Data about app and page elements
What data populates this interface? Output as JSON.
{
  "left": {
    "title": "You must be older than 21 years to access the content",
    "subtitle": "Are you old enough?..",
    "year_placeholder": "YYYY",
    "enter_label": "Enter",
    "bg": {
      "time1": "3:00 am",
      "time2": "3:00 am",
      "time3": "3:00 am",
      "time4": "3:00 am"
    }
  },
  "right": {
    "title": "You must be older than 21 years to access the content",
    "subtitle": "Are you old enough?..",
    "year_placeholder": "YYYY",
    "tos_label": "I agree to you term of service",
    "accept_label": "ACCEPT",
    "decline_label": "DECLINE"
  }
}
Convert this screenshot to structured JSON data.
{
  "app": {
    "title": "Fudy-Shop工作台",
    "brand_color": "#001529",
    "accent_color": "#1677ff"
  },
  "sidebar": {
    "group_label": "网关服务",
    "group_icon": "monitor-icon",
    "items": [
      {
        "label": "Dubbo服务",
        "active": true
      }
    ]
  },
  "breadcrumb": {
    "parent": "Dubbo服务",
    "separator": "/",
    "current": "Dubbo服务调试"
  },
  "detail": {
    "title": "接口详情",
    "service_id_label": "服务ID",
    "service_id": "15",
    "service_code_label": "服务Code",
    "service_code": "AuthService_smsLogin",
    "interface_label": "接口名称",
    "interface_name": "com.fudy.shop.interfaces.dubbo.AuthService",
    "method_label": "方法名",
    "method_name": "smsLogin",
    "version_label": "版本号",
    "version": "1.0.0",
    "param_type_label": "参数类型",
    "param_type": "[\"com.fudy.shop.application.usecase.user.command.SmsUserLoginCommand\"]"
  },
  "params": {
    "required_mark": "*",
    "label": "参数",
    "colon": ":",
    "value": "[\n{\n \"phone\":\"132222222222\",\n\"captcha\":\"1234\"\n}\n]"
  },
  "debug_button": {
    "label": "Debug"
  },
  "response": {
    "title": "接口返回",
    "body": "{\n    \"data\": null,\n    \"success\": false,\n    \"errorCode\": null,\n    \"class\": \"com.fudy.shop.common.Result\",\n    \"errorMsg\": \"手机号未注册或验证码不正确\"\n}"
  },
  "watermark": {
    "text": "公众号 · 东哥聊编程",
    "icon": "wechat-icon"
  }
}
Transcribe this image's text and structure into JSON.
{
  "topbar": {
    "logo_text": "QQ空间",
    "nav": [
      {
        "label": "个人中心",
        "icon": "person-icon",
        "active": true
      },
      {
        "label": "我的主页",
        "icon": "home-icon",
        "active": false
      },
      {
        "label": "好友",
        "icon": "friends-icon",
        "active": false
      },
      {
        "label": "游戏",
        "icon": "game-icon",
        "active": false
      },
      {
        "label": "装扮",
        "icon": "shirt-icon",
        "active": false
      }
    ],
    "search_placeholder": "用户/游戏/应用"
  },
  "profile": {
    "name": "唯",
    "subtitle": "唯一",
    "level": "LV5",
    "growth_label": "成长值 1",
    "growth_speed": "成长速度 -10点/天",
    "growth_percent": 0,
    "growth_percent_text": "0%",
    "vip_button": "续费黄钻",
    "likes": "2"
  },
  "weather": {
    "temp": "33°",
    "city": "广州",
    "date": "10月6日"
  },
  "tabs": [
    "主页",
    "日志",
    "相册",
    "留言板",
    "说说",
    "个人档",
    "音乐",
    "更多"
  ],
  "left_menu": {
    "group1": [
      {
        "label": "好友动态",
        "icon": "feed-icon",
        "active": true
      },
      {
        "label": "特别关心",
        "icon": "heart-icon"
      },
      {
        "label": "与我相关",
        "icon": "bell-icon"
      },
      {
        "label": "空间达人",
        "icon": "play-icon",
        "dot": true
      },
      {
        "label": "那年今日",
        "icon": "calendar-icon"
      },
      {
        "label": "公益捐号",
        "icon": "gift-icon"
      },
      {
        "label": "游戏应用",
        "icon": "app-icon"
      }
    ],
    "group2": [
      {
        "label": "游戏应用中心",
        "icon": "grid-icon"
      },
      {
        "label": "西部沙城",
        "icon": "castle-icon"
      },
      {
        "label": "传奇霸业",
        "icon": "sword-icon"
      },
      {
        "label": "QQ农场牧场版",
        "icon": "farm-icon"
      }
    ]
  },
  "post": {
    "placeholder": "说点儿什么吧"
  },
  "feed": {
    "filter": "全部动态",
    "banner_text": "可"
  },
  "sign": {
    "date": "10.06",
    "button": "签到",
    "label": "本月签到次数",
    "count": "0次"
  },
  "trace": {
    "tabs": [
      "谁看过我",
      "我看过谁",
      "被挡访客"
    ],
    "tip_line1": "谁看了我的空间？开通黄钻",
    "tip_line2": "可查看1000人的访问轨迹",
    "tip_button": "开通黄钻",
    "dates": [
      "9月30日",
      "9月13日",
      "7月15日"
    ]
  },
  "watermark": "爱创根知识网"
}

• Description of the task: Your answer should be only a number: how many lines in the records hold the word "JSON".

• Answer to the problem: 3